- _What is required_
Could you give back every entry below exactly, with the pictures dropped?

Dataset rows for apps and sites:
==================================================

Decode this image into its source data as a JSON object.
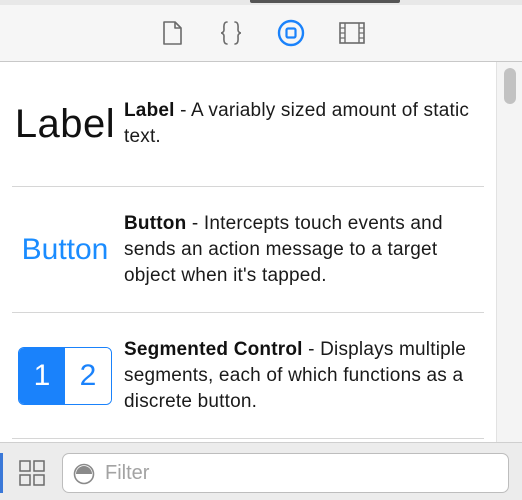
{
  "inspector_tabs": [
    {
      "name": "file-inspector",
      "icon": "document-icon",
      "active": false
    },
    {
      "name": "quick-help",
      "icon": "braces-icon",
      "active": false
    },
    {
      "name": "object-library",
      "icon": "circle-square-icon",
      "active": true
    },
    {
      "name": "media-library",
      "icon": "film-icon",
      "active": false
    }
  ],
  "accent_color": "#1a82fb",
  "library": {
    "items": [
      {
        "preview": "Label",
        "title": "Label",
        "description": " - A variably sized amount of static text."
      },
      {
        "preview": "Button",
        "title": "Button",
        "description": " - Intercepts touch events and sends an action message to a target object when it's tapped."
      },
      {
        "preview_segments": [
          "1",
          "2"
        ],
        "title": "Segmented Control",
        "description": " - Displays multiple segments, each of which functions as a discrete button."
      }
    ]
  },
  "filter": {
    "placeholder": "Filter",
    "value": ""
  }
}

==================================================

- _Finished exercise_
Decode this image into its source data as a JSON object.
{
  "inspector_tabs": [
    {
      "name": "file-inspector",
      "icon": "document-icon",
      "active": false
    },
    {
      "name": "quick-help",
      "icon": "braces-icon",
      "active": false
    },
    {
      "name": "object-library",
      "icon": "circle-square-icon",
      "active": true
    },
    {
      "name": "media-library",
      "icon": "film-icon",
      "active": false
    }
  ],
  "accent_color": "#1a82fb",
  "library": {
    "items": [
      {
        "preview": "Label",
        "title": "Label",
        "description": " - A variably sized amount of static text."
      },
      {
        "preview": "Button",
        "title": "Button",
        "description": " - Intercepts touch events and sends an action message to a target object when it's tapped."
      },
      {
        "preview_segments": [
          "1",
          "2"
        ],
        "title": "Segmented Control",
        "description": " - Displays multiple segments, each of which functions as a discrete button."
      }
    ]
  },
  "filter": {
    "placeholder": "Filter",
    "value": ""
  }
}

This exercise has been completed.